It also formed alliances with Healthscope Administrative Services and Catholic Medical Services Center in New York City to enroll Medicaid recipients in managed care.
Jeffrey Neal, a vice president with Morgan Stanley in Chicago, said United American was relatively unknown on Wall Street three years ago.
"They've come a long way in a relatively short period of time," he said. "They've had a good track record up to this point, both on increasing service base and on (financial) performance."
The company has had steady revenue gains, from $25.3 million in fiscal 1992 to a projected $68.7 million in fiscal 1995 ended June 30. Net earnings increased from $4.6 million to $9.5 million during the four-year period.
Still, United American suffers from its status as an oddity.
The company manages HMOs but doesn't own them.

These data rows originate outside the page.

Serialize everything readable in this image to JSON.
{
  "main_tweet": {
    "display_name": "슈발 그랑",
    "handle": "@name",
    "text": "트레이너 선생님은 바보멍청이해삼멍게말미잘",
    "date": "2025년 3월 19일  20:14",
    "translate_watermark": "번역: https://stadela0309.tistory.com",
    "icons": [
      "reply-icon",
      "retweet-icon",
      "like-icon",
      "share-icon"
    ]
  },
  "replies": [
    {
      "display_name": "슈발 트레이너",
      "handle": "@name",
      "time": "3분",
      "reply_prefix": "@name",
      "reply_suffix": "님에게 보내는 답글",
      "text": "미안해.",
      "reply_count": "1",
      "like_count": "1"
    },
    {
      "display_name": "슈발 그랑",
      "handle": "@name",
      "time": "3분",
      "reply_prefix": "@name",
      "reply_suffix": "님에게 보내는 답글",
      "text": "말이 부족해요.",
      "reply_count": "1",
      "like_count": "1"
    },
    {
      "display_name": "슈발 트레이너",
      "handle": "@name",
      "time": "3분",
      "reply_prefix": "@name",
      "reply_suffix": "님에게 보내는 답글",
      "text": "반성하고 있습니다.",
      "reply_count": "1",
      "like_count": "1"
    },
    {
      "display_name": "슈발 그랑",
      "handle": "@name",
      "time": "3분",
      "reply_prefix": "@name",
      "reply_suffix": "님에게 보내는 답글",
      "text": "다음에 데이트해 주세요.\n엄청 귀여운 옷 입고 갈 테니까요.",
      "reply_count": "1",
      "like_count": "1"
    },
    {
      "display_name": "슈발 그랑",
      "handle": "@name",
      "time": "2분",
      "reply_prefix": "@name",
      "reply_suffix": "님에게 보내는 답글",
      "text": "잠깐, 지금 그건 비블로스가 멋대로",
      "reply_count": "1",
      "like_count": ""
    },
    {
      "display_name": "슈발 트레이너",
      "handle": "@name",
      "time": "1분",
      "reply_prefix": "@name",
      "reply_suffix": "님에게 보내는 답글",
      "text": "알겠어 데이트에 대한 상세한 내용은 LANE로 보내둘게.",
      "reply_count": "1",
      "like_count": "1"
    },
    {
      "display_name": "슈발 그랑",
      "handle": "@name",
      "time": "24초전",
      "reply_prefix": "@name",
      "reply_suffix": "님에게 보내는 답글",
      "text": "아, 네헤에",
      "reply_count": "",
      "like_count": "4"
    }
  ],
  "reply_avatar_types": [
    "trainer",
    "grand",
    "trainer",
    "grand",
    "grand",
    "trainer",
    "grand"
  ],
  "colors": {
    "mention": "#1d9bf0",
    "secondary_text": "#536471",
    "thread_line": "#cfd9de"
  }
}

It's compensated on a fixed percentage of plan revenues, ranging from 10% to 17%. It has equity positions in the for-profit HMOs it manages of 30.4% in Florida and 50% in Tennessee.
On Wall Street, United American is grouped with HMO companies, some say unfairly.
When HMO stocks plunged last spring on lower-than-expected earnings, United American also dropped, forcing it to cancel a secondary stock offering. As a result, the company may have to delay some expansion plans, said Ronald Dobbins, president and chief operating officer.
"We are not an HMO," he said. "In every instance our earnings have met or exceeded expectations."
The problem surfaced again in June, when Florida announced it would cut payments to Medicaid HMOs. United American released a statement that the impact on the company would be minimal, since the company holds only a 30.4% share in Ultramedix.